ACTIVITY: The expected result is the full listing, retyped exactly, without a single picture.

◆ ◆ ◆ ◆ ◆

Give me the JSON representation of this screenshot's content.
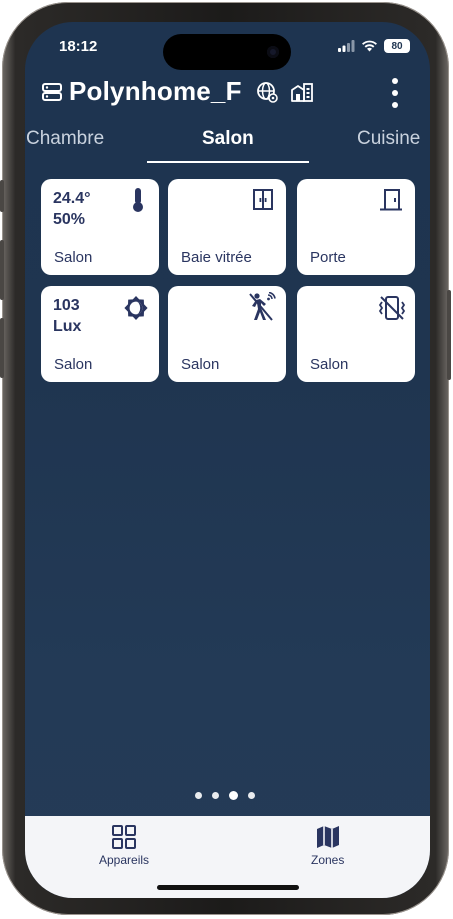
{
  "status_bar": {
    "time": "18:12",
    "battery": "80",
    "icons": [
      "signal-icon",
      "wifi-icon",
      "battery-icon"
    ]
  },
  "header": {
    "title": "Polynhome_F",
    "icons": [
      "server-icon",
      "globe-settings-icon",
      "building-icon",
      "more-vertical-icon"
    ]
  },
  "tabs": [
    {
      "label": "Chambre",
      "active": false
    },
    {
      "label": "Salon",
      "active": true
    },
    {
      "label": "Cuisine",
      "active": false
    }
  ],
  "tiles": [
    {
      "value": "24.4°",
      "value2": "50%",
      "label": "Salon",
      "icon": "thermometer-icon"
    },
    {
      "value": "",
      "value2": "",
      "label": "Baie vitrée",
      "icon": "double-door-icon"
    },
    {
      "value": "",
      "value2": "",
      "label": "Porte",
      "icon": "door-icon"
    },
    {
      "value": "103",
      "value2": "Lux",
      "label": "Salon",
      "icon": "brightness-icon"
    },
    {
      "value": "",
      "value2": "",
      "label": "Salon",
      "icon": "motion-sensor-icon"
    },
    {
      "value": "",
      "value2": "",
      "label": "Salon",
      "icon": "vibration-off-icon"
    }
  ],
  "pager": {
    "count": 4,
    "active_index": 2
  },
  "bottom_nav": [
    {
      "label": "Appareils",
      "icon": "grid-icon"
    },
    {
      "label": "Zones",
      "icon": "map-icon"
    }
  ],
  "colors": {
    "background": "#1e3450",
    "tile": "#ffffff",
    "tile_text": "#2a3560",
    "tabbar": "#f4f5f8"
  }
}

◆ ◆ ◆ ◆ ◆

SOLUTION TO THIS PROBLEM:
Give me the JSON representation of this screenshot's content.
{
  "status_bar": {
    "time": "18:12",
    "battery": "80",
    "icons": [
      "signal-icon",
      "wifi-icon",
      "battery-icon"
    ]
  },
  "header": {
    "title": "Polynhome_F",
    "icons": [
      "server-icon",
      "globe-settings-icon",
      "building-icon",
      "more-vertical-icon"
    ]
  },
  "tabs": [
    {
      "label": "Chambre",
      "active": false
    },
    {
      "label": "Salon",
      "active": true
    },
    {
      "label": "Cuisine",
      "active": false
    }
  ],
  "tiles": [
    {
      "value": "24.4°",
      "value2": "50%",
      "label": "Salon",
      "icon": "thermometer-icon"
    },
    {
      "value": "",
      "value2": "",
      "label": "Baie vitrée",
      "icon": "double-door-icon"
    },
    {
      "value": "",
      "value2": "",
      "label": "Porte",
      "icon": "door-icon"
    },
    {
      "value": "103",
      "value2": "Lux",
      "label": "Salon",
      "icon": "brightness-icon"
    },
    {
      "value": "",
      "value2": "",
      "label": "Salon",
      "icon": "motion-sensor-icon"
    },
    {
      "value": "",
      "value2": "",
      "label": "Salon",
      "icon": "vibration-off-icon"
    }
  ],
  "pager": {
    "count": 4,
    "active_index": 2
  },
  "bottom_nav": [
    {
      "label": "Appareils",
      "icon": "grid-icon"
    },
    {
      "label": "Zones",
      "icon": "map-icon"
    }
  ],
  "colors": {
    "background": "#1e3450",
    "tile": "#ffffff",
    "tile_text": "#2a3560",
    "tabbar": "#f4f5f8"
  }
}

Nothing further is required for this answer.